The trust serves as an advocate for the humanities and supports the work of the NEH, which promotes research, education, preservation, and public programs in the humanities. Yurtchuk succeeds board member Cokie Roberts, a prominent journalist and political commentator, who passed away this year.
Chairman and an owner of Calspan, Yurtchuk is a highly-regarded leader and active supporter of various organizations in the Buffalo Niagara region. He was elected this year as Daemen’s board chair, having served as a trustee for the college since 2014.
“We extend our heartfelt congratulations to John for being named to this renowned national board,” said Daemen President Gary Olson. “This distinguished appointment exemplifies John’s distinction as a respected leader and his impressive experience, vision, and long-standing dedication to advancing the humanities regionally and nationally.”

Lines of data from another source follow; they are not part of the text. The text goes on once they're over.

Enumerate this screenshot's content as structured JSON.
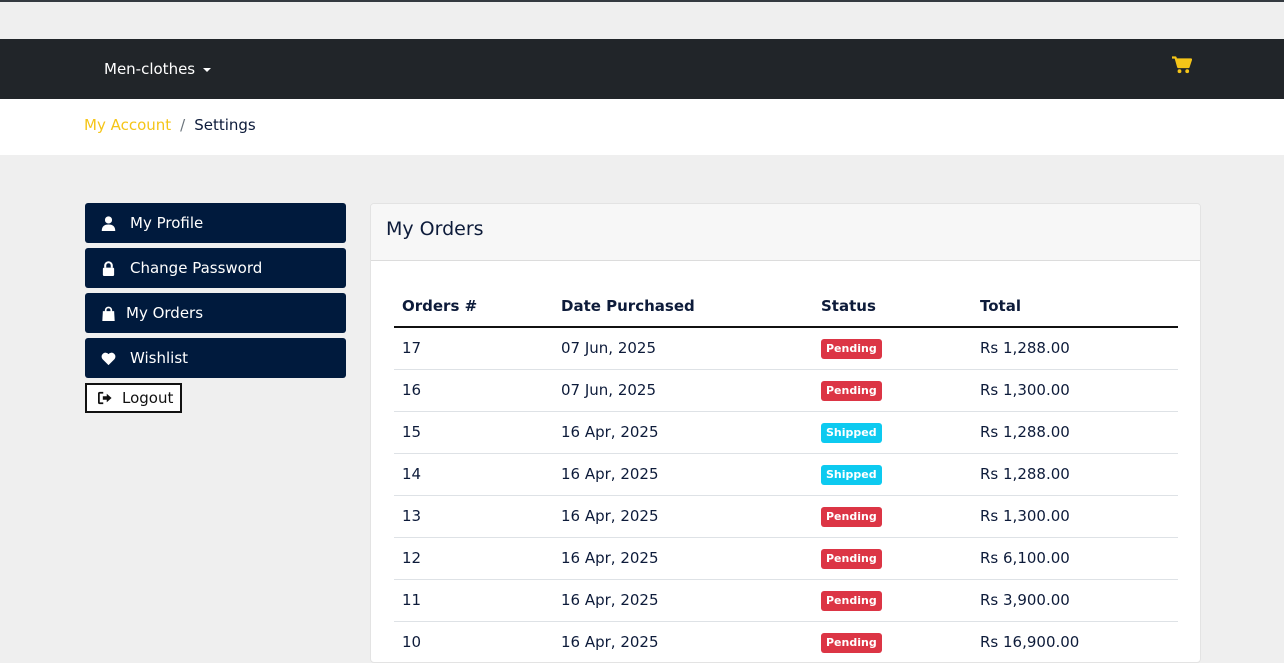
{
  "nav": {
    "dropdown_label": "Men-clothes",
    "cart_icon": "shopping-cart-icon",
    "cart_icon_color": "#f5c518",
    "background_color": "#212529"
  },
  "breadcrumb": {
    "link": "My Account",
    "separator": "/",
    "current": "Settings"
  },
  "sidebar": {
    "items": [
      {
        "label": "My Profile",
        "icon": "user-icon"
      },
      {
        "label": "Change Password",
        "icon": "lock-icon"
      },
      {
        "label": "My Orders",
        "icon": "shopping-bag-icon"
      },
      {
        "label": "Wishlist",
        "icon": "heart-icon"
      }
    ],
    "logout": {
      "label": "Logout",
      "icon": "sign-out-icon"
    },
    "button_color": "#001a3d"
  },
  "orders": {
    "title": "My Orders",
    "columns": [
      "Orders #",
      "Date Purchased",
      "Status",
      "Total"
    ],
    "status_colors": {
      "Pending": "#dc3545",
      "Shipped": "#0dcaf0"
    },
    "rows": [
      {
        "id": "17",
        "date": "07 Jun, 2025",
        "status": "Pending",
        "total": "Rs 1,288.00"
      },
      {
        "id": "16",
        "date": "07 Jun, 2025",
        "status": "Pending",
        "total": "Rs 1,300.00"
      },
      {
        "id": "15",
        "date": "16 Apr, 2025",
        "status": "Shipped",
        "total": "Rs 1,288.00"
      },
      {
        "id": "14",
        "date": "16 Apr, 2025",
        "status": "Shipped",
        "total": "Rs 1,288.00"
      },
      {
        "id": "13",
        "date": "16 Apr, 2025",
        "status": "Pending",
        "total": "Rs 1,300.00"
      },
      {
        "id": "12",
        "date": "16 Apr, 2025",
        "status": "Pending",
        "total": "Rs 6,100.00"
      },
      {
        "id": "11",
        "date": "16 Apr, 2025",
        "status": "Pending",
        "total": "Rs 3,900.00"
      },
      {
        "id": "10",
        "date": "16 Apr, 2025",
        "status": "Pending",
        "total": "Rs 16,900.00"
      }
    ]
  }
}
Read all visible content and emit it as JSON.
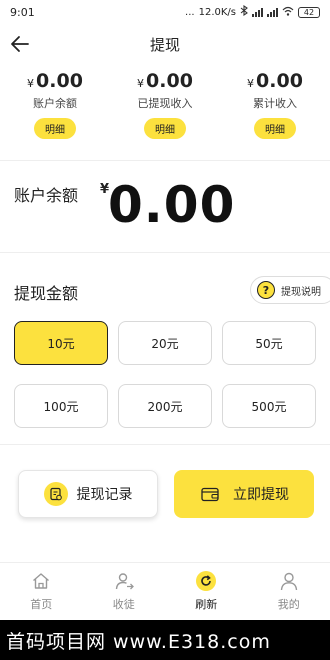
{
  "status_bar": {
    "time": "9:01",
    "net_speed": "12.0K/s",
    "dots": "...",
    "battery": "42"
  },
  "header": {
    "title": "提现"
  },
  "currency_symbol": "¥",
  "stats": [
    {
      "amount": "0.00",
      "label": "账户余额",
      "detail": "明细"
    },
    {
      "amount": "0.00",
      "label": "已提现收入",
      "detail": "明细"
    },
    {
      "amount": "0.00",
      "label": "累计收入",
      "detail": "明细"
    }
  ],
  "balance": {
    "label": "账户余额",
    "value": "0.00"
  },
  "withdraw": {
    "title": "提现金额",
    "explain": "提现说明",
    "explain_icon": "?",
    "options": [
      "10元",
      "20元",
      "50元",
      "100元",
      "200元",
      "500元"
    ],
    "selected": "10元"
  },
  "actions": {
    "records": "提现记录",
    "withdraw_now": "立即提现"
  },
  "tabs": [
    {
      "label": "首页",
      "icon": "home-icon"
    },
    {
      "label": "收徒",
      "icon": "add-user-icon"
    },
    {
      "label": "刷新",
      "icon": "refresh-icon",
      "active": true
    },
    {
      "label": "我的",
      "icon": "profile-icon"
    }
  ],
  "watermark": "首码项目网 www.E318.com",
  "colors": {
    "accent": "#FCE13E",
    "text": "#222222",
    "muted": "#888888"
  }
}
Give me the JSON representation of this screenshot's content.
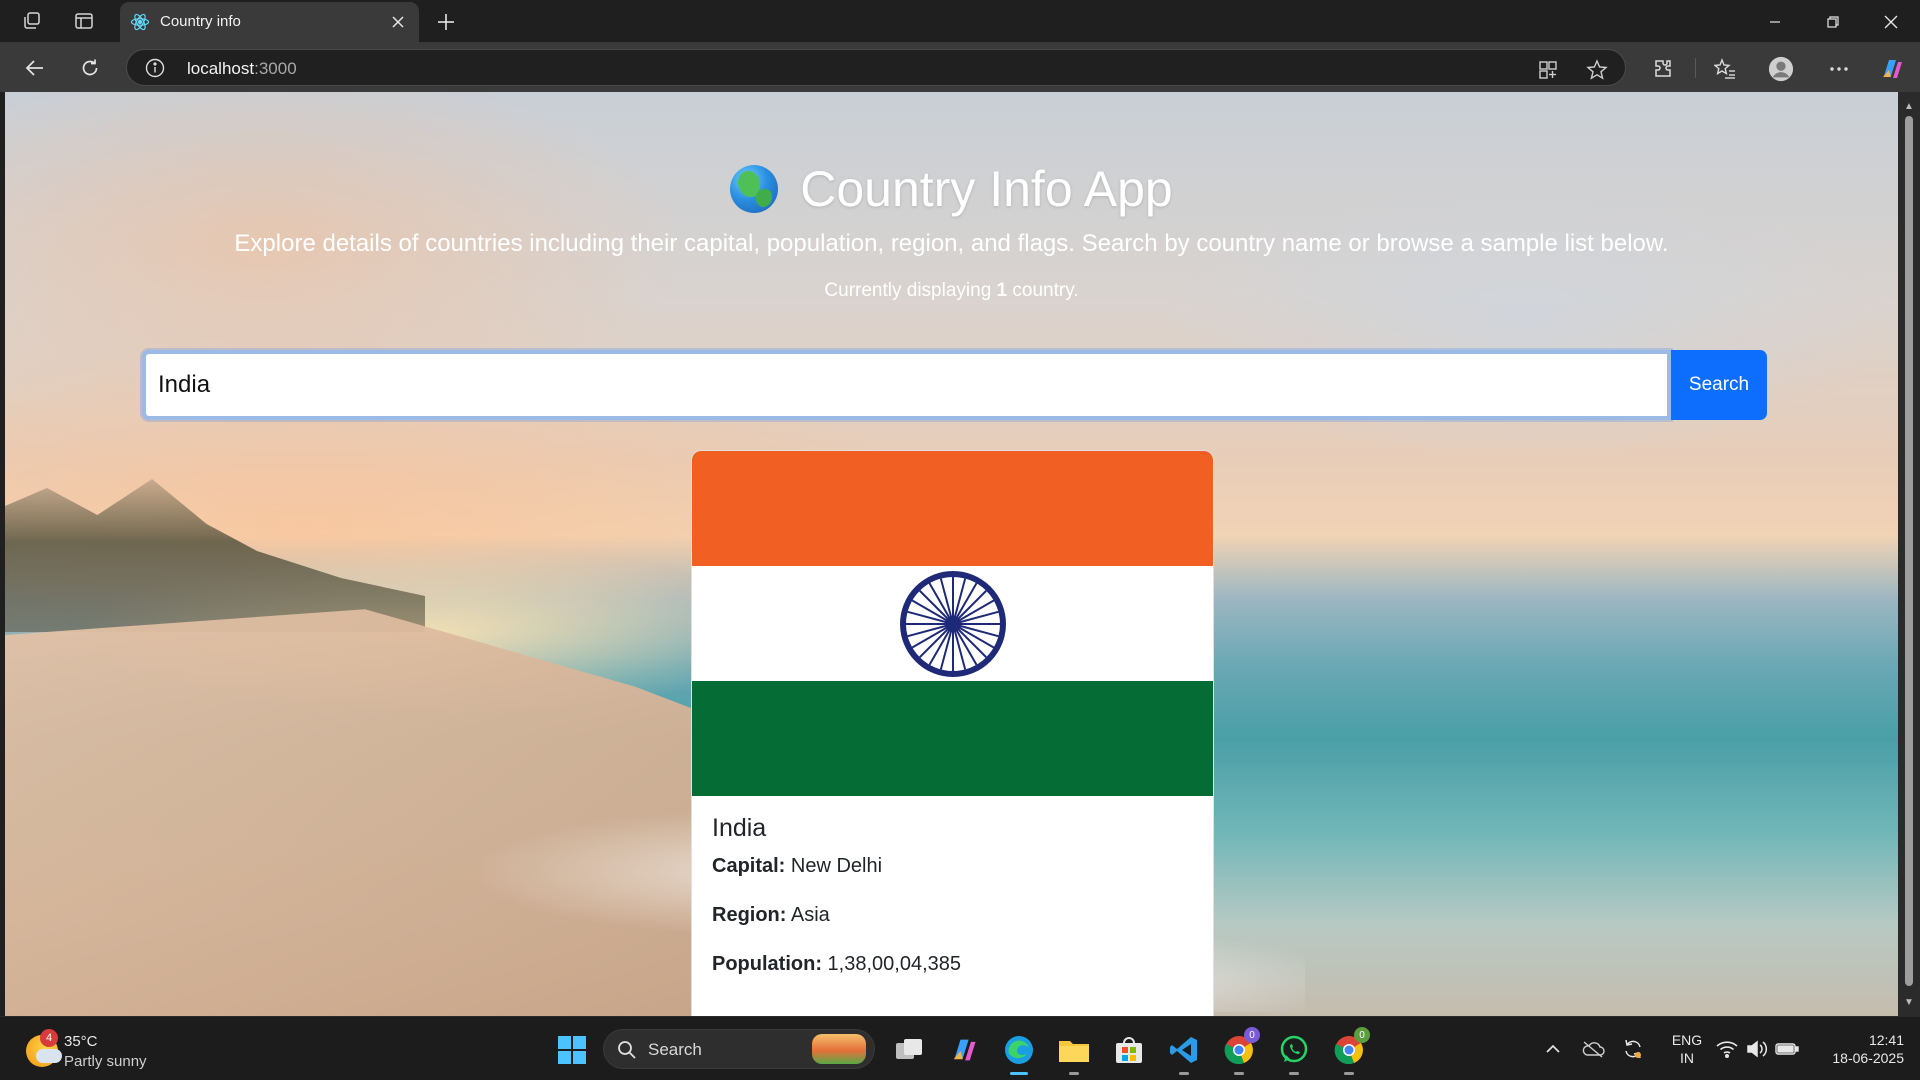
{
  "browser": {
    "tab_title": "Country info",
    "url_host": "localhost",
    "url_port": ":3000"
  },
  "page": {
    "title": "Country Info App",
    "subtitle": "Explore details of countries including their capital, population, region, and flags. Search by country name or browse a sample list below.",
    "count_prefix": "Currently displaying ",
    "count_value": "1",
    "count_suffix": " country.",
    "search": {
      "value": "India",
      "button_label": "Search"
    },
    "card": {
      "name": "India",
      "capital_label": "Capital:",
      "capital_value": " New Delhi",
      "region_label": "Region:",
      "region_value": " Asia",
      "population_label": "Population:",
      "population_value": " 1,38,00,04,385",
      "flag_colors": {
        "saffron": "#f15f22",
        "white": "#ffffff",
        "green": "#056c36",
        "chakra": "#1e2a78"
      }
    }
  },
  "taskbar": {
    "weather_badge": "4",
    "weather_temp": "35°C",
    "weather_condition": "Partly sunny",
    "search_label": "Search",
    "chrome_badge_1": "0",
    "chrome_badge_2": "0",
    "lang_line1": "ENG",
    "lang_line2": "IN",
    "time": "12:41",
    "date": "18-06-2025"
  },
  "colors": {
    "accent": "#0d6efd",
    "chrome_bg": "#3a3a3a"
  }
}
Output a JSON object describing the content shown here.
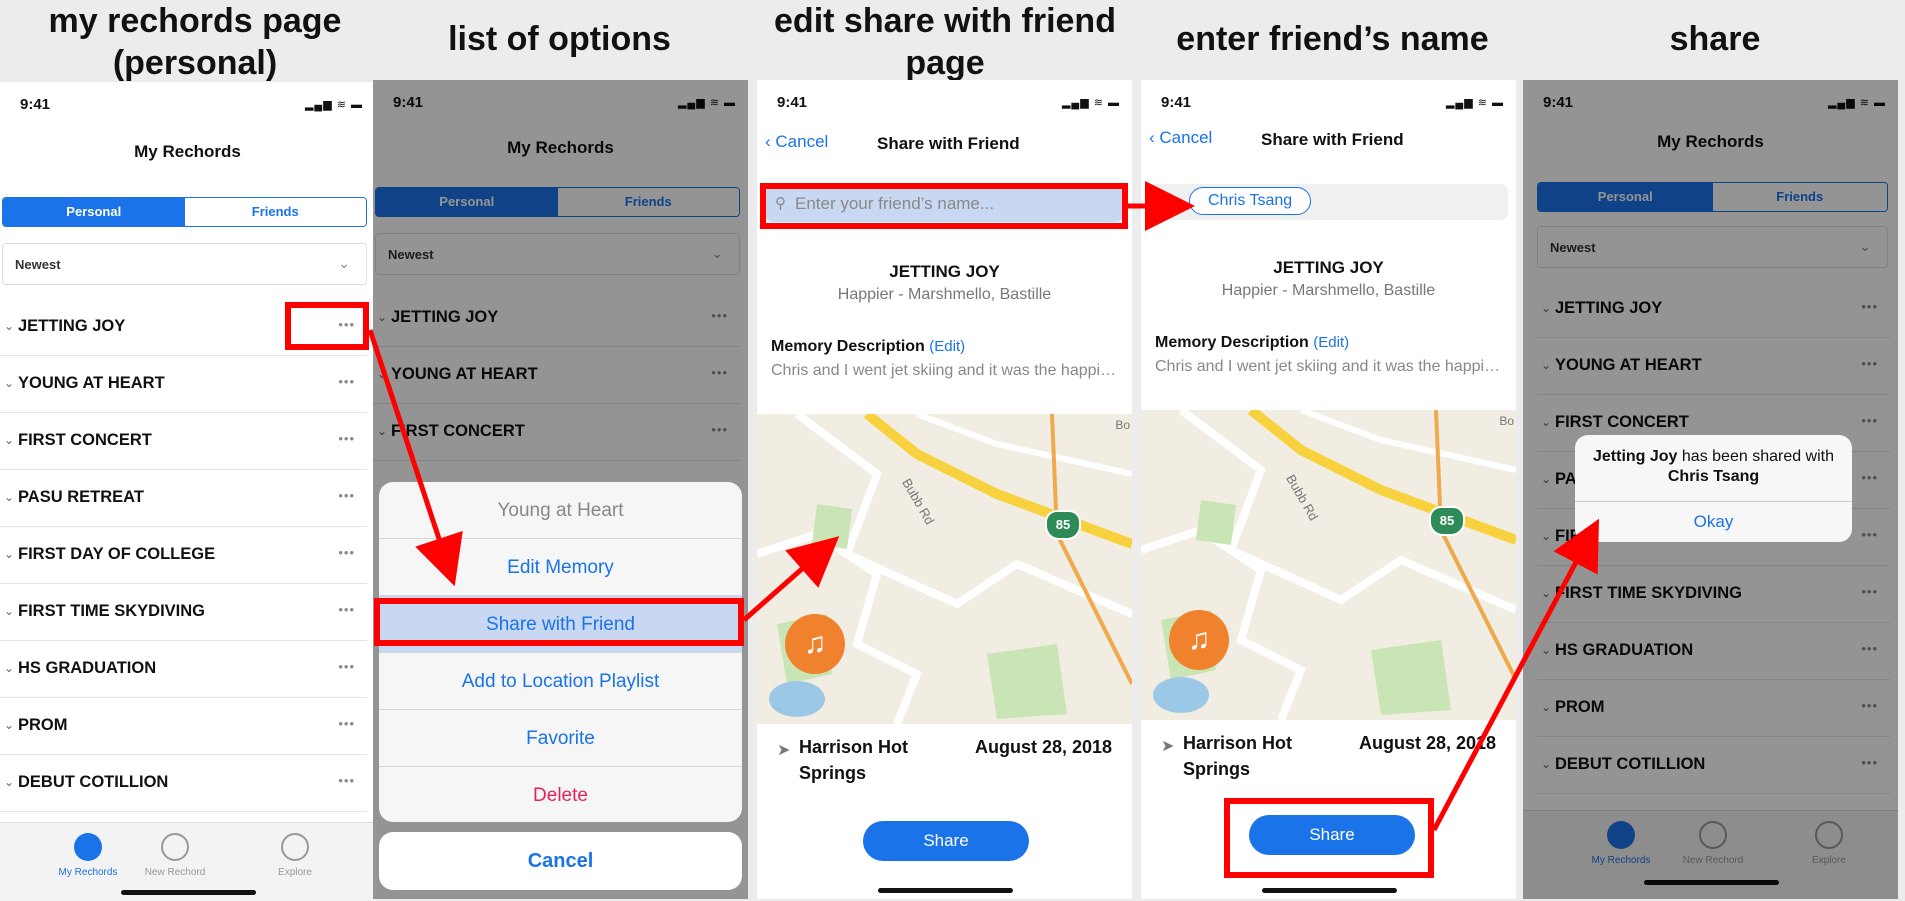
{
  "titles": [
    "my rechords page (personal)",
    "list of options",
    "edit share with friend page",
    "enter friend’s name",
    "share"
  ],
  "status": {
    "time": "9:41",
    "icons": "▂▄▆ ≋ ▬"
  },
  "list_screen": {
    "title": "My Rechords",
    "segments": [
      "Personal",
      "Friends"
    ],
    "sort": "Newest",
    "items": [
      "JETTING JOY",
      "YOUNG AT HEART",
      "FIRST CONCERT",
      "PASU RETREAT",
      "FIRST DAY OF COLLEGE",
      "FIRST TIME SKYDIVING",
      "HS GRADUATION",
      "PROM",
      "DEBUT COTILLION"
    ],
    "more": "•••",
    "chevron": "⌄",
    "tabs": [
      "My Rechords",
      "New Rechord",
      "Explore"
    ]
  },
  "options_sheet": {
    "header": "Young at Heart",
    "items": [
      "Edit Memory",
      "Share with Friend",
      "Add to Location Playlist",
      "Favorite",
      "Delete"
    ],
    "cancel": "Cancel",
    "delete_color": "#e0245e"
  },
  "share_screen": {
    "cancel": "Cancel",
    "title": "Share with Friend",
    "search_placeholder": "Enter your friend’s name...",
    "friend_chip": "Chris Tsang",
    "song_title": "JETTING JOY",
    "song_artist": "Happier - Marshmello, Bastille",
    "memory_heading": "Memory Description",
    "memory_edit": "(Edit)",
    "memory_text": "Chris and I went jet skiing and it was the happiest day of my life",
    "map_road": "Bubb Rd",
    "map_shield": "85",
    "map_corner": "Bo",
    "location": "Harrison Hot Springs",
    "date": "August 28, 2018",
    "share_label": "Share"
  },
  "alert": {
    "song": "Jetting Joy",
    "middle": "has been shared with",
    "friend": "Chris Tsang",
    "button": "Okay"
  },
  "colors": {
    "accent": "#1a73e8",
    "highlight": "#ff0000",
    "pin": "#f0822d"
  }
}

In the local community, Yurtchuk is chair of the Buffalo Philharmonic Orchestra Board of Trustees, chair-elect/vice chair of the American Red Cross Greater Buffalo Branch, and serves on the board of Eyes On America. He is also a past board member of the Albright-Knox Art Gallery.
“The Buffalo Philharmonic and I send our warmest congratulations to John Yurtchuk on his appointment to the National Trust for the Humanities,” said JoAnn Falletta, music director of the Buffalo Philharmonic Orchestra. “We are proud of his tremendous accomplishments and celebrate this very special recognition of the chair of our BPO Board of Trustees.”
The trust’s 14-member board, which is comprised of notable leaders from across the U.S., focuses on increasing awareness of the work done by the NEH, generates new sources of financial support for the NEH and the humanities, and serves as the vehicle for donations to the NEH from foundations, corporations, and individual supporters.
The NEH supports projects that preserve America’s cultural legacy and provides access to historically significant materials and artifacts in museums, libraries, and historical organizations. It also strengthens cultural and educational institutions through grants, engages the public in learning programs, supports the professional development of teachers, and uses technology to enhance research and provide free public access to the humanities.
On Nov. 21, Yurtchuk attended the ceremony where President Trump presented the National Medal of Humanities to this year’s recipients: The Claremont Institute, Teresa Lozano Long, Patrick O’Connell, and author James Patterson.